Maritime History Society takes dives deep into the ocean of knowledge to know more about India’s rich maritime past and to awaken heritage consciousness amongst Indians. Today, when the whole world is relentlessly fighting the pandemic, there are some islands isolated from the mainstream societies, yet deeply affected due to the virus.
Small islands around the world are rich in remarkable landscapes. They offer an opportunity to trace a strong link between nature and civilisations. These are the sensitive territories which at times are very vulnerable to environmental changes. They face many issues related to sustainability, water, energy and waste management. Often, heritage conservation and tourism practices conflict with their natural and cultural identities. Thus, heritage management and conservation of monuments on the islands become matters of concern for these islands.
‘Elephanta Caves’, a coveted World Heritage Site, is situated in Gharapuri village in Uran Taluka of Raigad District. Gharapuri Island is a popular tourist destination because of the island’s cave temples that have been carved out of rock. It has a coastline of approximately 7 kms. These caves derive their name from a colossal statue of an elephant found by the Portuguese in the 15th century CE. Different dynasties held their sway over this island. Elephanta caves are known for their exceptional sculptural wealth and represent the mature phase of the rock-cut architecture. There is a total of seven caves, of which five are on the eastern hill, and two on the western. The interior of the main cave is relieved with a series of sculptured panels carved into the walls of the caves. The colossal image of Sadashiva is acclaimed to be the finest sculpture signifying the three different aspects of the Supreme – the Creator, the Preserver, and the Destroyer. Besides the caves, one can see the remains of a stupa on the eastern hill, a water cistern to the west of the main cave, and the cannons from the Portuguese times on the western hill. All these factors make the land famous as a tourist destination.
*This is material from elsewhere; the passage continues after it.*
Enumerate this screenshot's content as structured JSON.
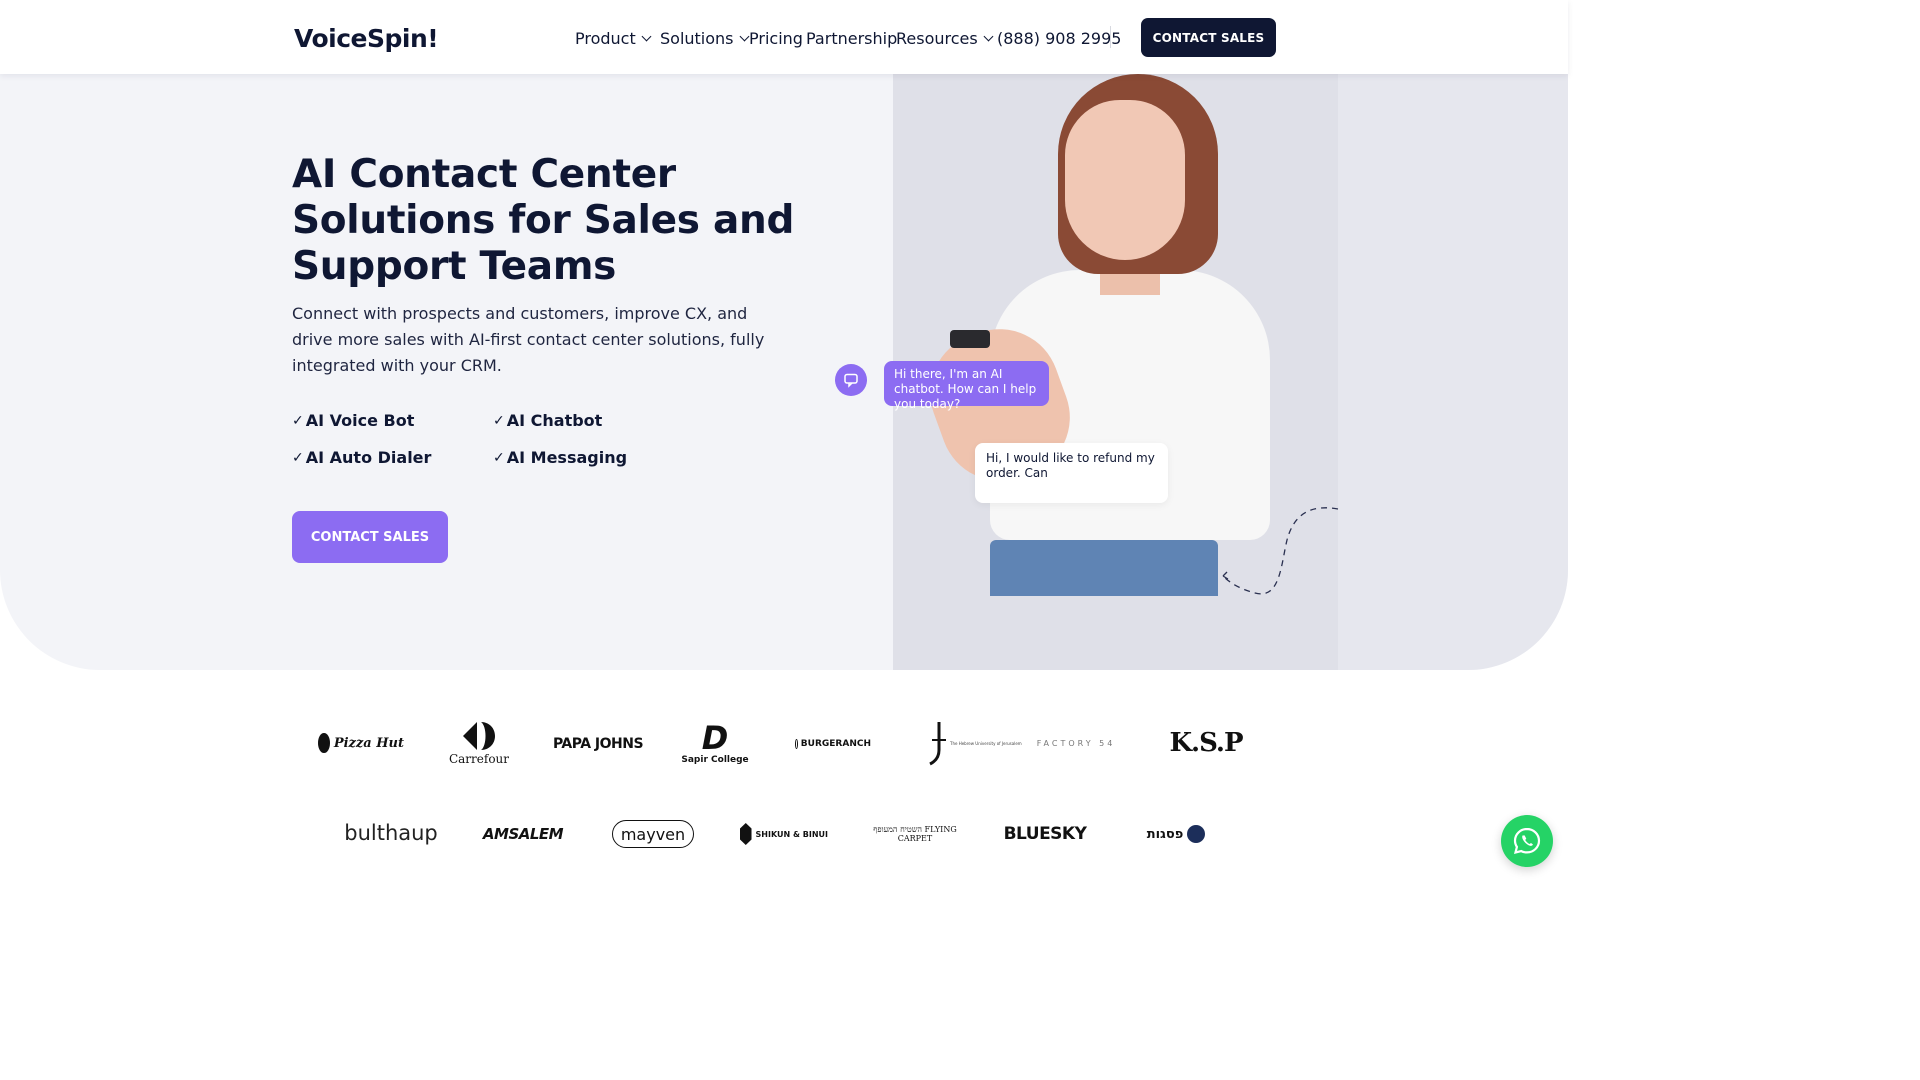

Nearly 850 people reside in the 275 houses located on the three villages of the island. On normal days, hundreds of tourists visit the cave temples on the island, but ever since the lockdown came into force, things have changed making the lives of locals miserable. Due to the lockdown, tourism activities have come to a halt at the island and this may probably go on for the next few months. Earlier, most of the island residents used to run small snack shops, restaurants and fruit juice centres, while some used to work as tourist guides for survival. But due to the lockdown, all of them are forced to be at home as they wait for the normal day-to-day life to resume. Even if the boat services resume giving a fight to the virus, the monsoon months from June to September will not witness any tourism. The people on the island will remain jobless for at least next six-seven months facing challenges for subsistence. The Novel Coronavirus has shown a serious need for looking into the medical needs of this island monument. It has also exposed the lack of proper transportation, medical and other such infrastructural facilities on the island.
The architectural and sculptural masterpiece of Elephanta is best known worldwide, and is included under Aadarsh Monument scheme by the Archaeological Survey of India. Under this scheme, the Government of India gives special attention towards it in order to enhance international tourism. This island monument, located 20 km away from the mainland, should be entitled to a differently designed scheme that pays attention to its coastal environment and the needs of the locals and the visitors. After all, this is our heritage!
Photo credits: Aishwarya Devasthali